The industry's largest trade group said that if the court ruling stood, it would have reduced the number of premium products that could claim to be "organic" and forced producers to shift to the lesser standard of "made with organic ingredients."
Members of the organic food movement, who have spent more than a decade building what is today the fastest growing segment of the food industry - with almost $11 billion in sales in 2003 - predicted the congressional action would undermine public confidence in the integrity of organic food labels. Under current USDA guidelines, foods with the green "organic" label must be 100 percent natural and contain at least 95 percent organic ingredients.

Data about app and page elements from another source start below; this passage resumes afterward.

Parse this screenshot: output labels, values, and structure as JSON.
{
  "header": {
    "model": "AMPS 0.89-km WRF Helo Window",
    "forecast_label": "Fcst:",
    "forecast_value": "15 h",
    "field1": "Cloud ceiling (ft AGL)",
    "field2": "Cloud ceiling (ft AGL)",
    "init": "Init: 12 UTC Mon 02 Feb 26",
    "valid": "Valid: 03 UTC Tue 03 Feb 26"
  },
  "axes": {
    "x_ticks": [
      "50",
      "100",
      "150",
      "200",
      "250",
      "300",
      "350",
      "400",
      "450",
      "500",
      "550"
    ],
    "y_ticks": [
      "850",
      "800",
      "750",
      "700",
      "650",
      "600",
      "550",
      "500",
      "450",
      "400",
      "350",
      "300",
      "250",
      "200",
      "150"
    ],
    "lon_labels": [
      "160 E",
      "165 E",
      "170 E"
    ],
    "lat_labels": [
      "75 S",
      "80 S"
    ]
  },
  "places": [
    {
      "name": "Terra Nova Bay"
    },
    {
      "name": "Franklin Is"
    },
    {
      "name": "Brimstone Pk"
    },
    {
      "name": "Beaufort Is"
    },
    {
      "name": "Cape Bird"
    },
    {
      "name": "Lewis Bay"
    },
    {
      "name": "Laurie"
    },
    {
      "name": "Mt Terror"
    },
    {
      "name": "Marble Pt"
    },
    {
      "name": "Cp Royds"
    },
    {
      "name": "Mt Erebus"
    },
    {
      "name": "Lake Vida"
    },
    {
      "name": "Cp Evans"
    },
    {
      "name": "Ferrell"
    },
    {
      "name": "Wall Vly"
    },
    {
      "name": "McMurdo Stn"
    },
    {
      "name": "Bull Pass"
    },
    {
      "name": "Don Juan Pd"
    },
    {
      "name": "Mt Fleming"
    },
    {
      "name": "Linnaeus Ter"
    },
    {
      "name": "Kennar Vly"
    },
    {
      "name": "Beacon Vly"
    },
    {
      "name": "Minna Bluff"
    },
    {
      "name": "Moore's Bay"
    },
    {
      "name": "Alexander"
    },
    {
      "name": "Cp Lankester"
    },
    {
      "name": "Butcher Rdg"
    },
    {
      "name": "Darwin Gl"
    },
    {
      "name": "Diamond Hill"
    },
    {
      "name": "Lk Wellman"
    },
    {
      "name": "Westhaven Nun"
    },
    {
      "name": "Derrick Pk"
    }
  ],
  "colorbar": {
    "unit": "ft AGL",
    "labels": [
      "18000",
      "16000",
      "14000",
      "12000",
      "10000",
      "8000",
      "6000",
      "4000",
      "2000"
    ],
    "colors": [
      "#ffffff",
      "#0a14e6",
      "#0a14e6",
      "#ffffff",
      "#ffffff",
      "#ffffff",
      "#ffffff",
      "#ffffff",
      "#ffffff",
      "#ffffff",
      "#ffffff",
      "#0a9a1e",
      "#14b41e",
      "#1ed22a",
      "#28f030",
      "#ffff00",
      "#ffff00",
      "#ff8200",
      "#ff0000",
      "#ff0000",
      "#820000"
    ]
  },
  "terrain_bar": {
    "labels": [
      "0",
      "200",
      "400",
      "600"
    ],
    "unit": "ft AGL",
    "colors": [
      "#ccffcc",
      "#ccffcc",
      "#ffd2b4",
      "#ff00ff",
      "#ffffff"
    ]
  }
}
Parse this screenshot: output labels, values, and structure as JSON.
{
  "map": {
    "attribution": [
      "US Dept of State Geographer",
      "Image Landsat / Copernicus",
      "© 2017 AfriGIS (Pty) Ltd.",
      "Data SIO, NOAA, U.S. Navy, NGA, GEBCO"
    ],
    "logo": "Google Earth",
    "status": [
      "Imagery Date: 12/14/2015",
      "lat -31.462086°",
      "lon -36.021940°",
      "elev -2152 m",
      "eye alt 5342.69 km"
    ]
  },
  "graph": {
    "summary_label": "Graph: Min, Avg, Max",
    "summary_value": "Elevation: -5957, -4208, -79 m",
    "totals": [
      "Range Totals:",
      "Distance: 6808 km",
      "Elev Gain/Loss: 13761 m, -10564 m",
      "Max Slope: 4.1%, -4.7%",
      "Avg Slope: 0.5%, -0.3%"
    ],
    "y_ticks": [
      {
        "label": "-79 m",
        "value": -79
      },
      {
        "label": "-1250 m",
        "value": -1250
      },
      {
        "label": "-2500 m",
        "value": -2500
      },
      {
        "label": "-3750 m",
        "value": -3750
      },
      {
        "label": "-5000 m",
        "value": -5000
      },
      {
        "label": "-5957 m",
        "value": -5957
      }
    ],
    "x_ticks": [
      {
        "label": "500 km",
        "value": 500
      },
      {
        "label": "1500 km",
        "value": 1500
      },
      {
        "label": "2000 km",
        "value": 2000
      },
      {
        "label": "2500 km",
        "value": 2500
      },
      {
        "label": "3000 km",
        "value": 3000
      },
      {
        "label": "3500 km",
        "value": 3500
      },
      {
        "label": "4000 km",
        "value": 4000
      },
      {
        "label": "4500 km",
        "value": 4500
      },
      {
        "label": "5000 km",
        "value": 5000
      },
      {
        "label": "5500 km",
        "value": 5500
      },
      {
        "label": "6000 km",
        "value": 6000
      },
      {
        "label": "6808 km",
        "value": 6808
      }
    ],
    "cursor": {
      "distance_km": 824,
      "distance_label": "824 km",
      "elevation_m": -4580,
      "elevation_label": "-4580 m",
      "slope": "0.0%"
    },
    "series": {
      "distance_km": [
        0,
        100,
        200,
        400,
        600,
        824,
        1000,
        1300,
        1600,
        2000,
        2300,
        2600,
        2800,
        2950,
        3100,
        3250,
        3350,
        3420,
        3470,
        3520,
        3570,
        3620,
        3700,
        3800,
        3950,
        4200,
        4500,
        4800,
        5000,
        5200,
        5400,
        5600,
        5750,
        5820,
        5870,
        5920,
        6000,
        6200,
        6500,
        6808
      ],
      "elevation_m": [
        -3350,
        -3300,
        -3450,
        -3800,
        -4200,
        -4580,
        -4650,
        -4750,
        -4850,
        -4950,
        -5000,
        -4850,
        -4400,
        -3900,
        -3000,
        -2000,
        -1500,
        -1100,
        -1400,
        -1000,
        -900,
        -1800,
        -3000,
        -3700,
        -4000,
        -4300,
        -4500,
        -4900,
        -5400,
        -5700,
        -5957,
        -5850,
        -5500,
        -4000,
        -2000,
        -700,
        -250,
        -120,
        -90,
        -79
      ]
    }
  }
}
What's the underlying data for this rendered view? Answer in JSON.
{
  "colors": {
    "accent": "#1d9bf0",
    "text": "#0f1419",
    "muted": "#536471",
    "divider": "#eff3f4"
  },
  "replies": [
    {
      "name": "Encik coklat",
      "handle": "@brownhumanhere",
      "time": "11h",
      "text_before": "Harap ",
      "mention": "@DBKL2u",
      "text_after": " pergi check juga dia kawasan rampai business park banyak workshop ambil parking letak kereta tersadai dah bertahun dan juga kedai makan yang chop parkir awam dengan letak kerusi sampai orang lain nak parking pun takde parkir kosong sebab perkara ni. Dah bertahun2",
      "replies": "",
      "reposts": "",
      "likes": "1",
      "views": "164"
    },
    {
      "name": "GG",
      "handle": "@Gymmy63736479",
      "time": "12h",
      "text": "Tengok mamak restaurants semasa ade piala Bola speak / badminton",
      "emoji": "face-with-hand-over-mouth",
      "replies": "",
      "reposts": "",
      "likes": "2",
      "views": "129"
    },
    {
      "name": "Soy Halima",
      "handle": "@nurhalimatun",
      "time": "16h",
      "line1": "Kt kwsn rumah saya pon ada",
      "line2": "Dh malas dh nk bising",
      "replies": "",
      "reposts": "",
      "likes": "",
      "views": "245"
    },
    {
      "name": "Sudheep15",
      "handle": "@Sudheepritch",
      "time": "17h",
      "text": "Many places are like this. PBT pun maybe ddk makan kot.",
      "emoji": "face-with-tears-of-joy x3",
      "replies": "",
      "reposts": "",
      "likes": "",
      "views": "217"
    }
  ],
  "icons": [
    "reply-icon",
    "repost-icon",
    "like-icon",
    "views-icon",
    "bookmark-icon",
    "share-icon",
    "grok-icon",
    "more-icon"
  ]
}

Consumers Union, publisher of Consumer Reports, vowed a national campaign against products containing synthetics marketed as "organic."
"While consumers don't get to vote in the halls of Congress, they do get to vote in the marketplace," said Urvashi Rangan, a policy analyst at the New York-based non-profit. She said Congress is giving in to big processors who want a piece of the organic market without meeting the stringent requirements originally intended for organic labels.
Rangan said the USDA also is being given wide discretion to give "emergency exemptions" to industry to use chemical synthetics in place of natural ingredients when the natural ingredients aren't readily available or are too expensive.
Katherine DiMatteo, executive director of the Organic Trade Association, which sought the congressional action, said it is intended only to maintain current industry practices for producing products marketed as "organic."
She said synthetics still will be limited under USDA regulations, and stringent reviews still will be conducted to ensure the organic label is appropriate.
She said the federal court ruling threatened to overturn a decade of work, public hearings and compromises that went into putting together a USDA policy on organic food that went into effect in October 2002. She said the House-Senate amendment also matches overseas organic standards.
"I don't agree with the characterization of what has been done here," she said. Although some in the organic movement charged OTA launched a "sneak attack" on the organic rule, DiMatteo said her organization has been open with its intentions to get Congress to overturn the court ruling.
The federal court decision came in a case brought by Arthur Harvey, a blueberry farmer from Hartford, Maine, and an inspector under the USDA's organic program. He contended the USDA was allowing manufacturers to put too many synthetic chemicals in products marketed as organic than originally permitted under government rules. In the case of jam, for example, he said manufacturers were using synthetic pectin to firm up the natural fruit when more expensive pectin from natural sources was readily available.
Harvey said there are more than 300 synthetic ingredients used in manufacturing organic foods today that never should have been permitted, and the industry has slipped into other bad habits, such as marketing organic food in plastic bags.
Steve Etka of the National Organic Coalition, which represents Northeast organic farmers, among others, said the impact of Harvey's suit has divided the organic movement and the action by Congress now threatens to force the Agriculture Department to reopen the organic rule to further alteration.
"This goes far beyond maintaining the status quo,'' Etka said. He predicted one impact of the congressional action will be to allow industry to use more of the cheaper synthetics in organic products, even when natural products are readily available.